[What needs to be done]
In the records below, find every line with the word "Glass" and copy it.

[Data supplied]
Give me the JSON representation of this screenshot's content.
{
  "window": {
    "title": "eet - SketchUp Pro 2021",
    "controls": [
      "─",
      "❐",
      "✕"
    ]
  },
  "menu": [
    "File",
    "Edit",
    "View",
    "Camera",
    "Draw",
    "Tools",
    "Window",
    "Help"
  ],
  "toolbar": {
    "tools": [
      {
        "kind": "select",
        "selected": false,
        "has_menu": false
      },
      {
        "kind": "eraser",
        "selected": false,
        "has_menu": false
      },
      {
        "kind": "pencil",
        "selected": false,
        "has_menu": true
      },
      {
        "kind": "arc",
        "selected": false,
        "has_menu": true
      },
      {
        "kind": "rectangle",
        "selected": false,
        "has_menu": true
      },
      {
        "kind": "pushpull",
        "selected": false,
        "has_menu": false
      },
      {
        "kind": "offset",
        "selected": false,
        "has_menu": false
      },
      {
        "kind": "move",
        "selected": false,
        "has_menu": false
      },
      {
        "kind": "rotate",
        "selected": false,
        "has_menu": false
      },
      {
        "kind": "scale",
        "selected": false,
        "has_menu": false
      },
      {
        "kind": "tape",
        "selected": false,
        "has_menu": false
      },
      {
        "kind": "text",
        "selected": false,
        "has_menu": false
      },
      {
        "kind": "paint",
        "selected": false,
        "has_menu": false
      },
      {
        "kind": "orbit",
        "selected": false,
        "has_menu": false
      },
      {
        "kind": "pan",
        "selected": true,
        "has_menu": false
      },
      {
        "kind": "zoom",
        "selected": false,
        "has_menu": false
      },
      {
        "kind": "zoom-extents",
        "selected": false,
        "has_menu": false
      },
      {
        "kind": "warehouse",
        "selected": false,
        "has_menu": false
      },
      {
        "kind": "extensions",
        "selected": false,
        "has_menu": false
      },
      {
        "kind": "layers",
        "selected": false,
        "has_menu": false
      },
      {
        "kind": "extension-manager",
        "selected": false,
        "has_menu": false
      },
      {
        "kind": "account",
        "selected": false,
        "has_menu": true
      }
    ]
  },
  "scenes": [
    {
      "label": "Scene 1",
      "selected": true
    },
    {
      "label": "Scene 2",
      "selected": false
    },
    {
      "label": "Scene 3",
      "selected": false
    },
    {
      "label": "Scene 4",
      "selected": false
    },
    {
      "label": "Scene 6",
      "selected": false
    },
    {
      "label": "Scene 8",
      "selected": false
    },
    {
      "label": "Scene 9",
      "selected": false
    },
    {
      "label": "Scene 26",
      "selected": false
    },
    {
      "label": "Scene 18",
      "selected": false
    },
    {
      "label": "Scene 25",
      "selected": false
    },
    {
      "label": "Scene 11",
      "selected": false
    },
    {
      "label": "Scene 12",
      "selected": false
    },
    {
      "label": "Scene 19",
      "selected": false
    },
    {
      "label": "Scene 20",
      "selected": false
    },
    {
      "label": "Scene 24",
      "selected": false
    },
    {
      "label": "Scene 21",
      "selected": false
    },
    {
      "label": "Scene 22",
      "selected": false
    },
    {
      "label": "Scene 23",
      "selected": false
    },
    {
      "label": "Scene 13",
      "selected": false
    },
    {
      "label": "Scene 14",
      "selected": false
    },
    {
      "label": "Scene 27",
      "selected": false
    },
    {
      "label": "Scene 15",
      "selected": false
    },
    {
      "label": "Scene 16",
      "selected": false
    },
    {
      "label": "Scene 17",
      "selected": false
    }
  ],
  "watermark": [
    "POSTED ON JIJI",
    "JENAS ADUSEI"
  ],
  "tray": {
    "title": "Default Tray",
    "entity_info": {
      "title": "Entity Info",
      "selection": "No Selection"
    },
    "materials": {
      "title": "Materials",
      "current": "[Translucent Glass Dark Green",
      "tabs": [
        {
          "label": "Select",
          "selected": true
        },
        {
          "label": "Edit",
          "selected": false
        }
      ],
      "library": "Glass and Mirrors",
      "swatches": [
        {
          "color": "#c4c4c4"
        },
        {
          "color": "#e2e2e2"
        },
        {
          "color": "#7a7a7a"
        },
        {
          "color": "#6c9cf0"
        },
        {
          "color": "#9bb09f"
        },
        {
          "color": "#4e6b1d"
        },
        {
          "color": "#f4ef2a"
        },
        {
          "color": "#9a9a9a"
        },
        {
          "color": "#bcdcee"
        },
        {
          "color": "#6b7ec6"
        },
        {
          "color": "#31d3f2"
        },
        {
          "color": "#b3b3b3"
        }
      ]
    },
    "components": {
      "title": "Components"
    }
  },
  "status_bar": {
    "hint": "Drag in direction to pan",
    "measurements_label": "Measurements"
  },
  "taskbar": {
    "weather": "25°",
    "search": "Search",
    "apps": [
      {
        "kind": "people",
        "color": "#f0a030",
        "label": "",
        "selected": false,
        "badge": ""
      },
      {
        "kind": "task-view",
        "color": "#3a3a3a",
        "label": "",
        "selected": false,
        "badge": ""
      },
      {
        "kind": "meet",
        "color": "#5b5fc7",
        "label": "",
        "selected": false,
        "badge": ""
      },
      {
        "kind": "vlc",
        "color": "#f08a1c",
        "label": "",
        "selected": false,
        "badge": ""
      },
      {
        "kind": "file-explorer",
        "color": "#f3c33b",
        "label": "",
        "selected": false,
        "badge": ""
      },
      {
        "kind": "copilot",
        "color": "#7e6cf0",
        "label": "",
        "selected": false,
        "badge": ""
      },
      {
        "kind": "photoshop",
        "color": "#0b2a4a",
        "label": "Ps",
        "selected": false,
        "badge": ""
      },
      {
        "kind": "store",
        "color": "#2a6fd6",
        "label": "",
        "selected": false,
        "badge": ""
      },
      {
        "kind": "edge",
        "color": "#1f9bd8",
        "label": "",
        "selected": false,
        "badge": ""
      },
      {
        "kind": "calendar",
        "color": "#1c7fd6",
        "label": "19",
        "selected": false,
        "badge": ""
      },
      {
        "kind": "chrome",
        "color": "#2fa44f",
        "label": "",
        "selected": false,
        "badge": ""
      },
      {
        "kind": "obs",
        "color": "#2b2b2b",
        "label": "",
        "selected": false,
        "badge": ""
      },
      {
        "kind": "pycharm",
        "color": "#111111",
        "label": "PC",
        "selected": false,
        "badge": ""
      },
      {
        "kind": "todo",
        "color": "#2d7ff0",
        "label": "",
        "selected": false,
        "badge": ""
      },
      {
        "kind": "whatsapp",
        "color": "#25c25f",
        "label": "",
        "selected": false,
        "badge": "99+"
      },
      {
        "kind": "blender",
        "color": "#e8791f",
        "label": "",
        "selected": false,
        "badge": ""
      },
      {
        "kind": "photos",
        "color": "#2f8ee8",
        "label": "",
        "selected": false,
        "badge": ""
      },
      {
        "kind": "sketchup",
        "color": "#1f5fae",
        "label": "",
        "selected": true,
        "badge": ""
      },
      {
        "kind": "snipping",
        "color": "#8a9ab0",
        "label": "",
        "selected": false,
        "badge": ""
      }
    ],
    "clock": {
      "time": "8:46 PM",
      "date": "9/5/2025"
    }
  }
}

[Problem solution]
      "current": "[Translucent Glass Dark Green",
      "library": "Glass and Mirrors",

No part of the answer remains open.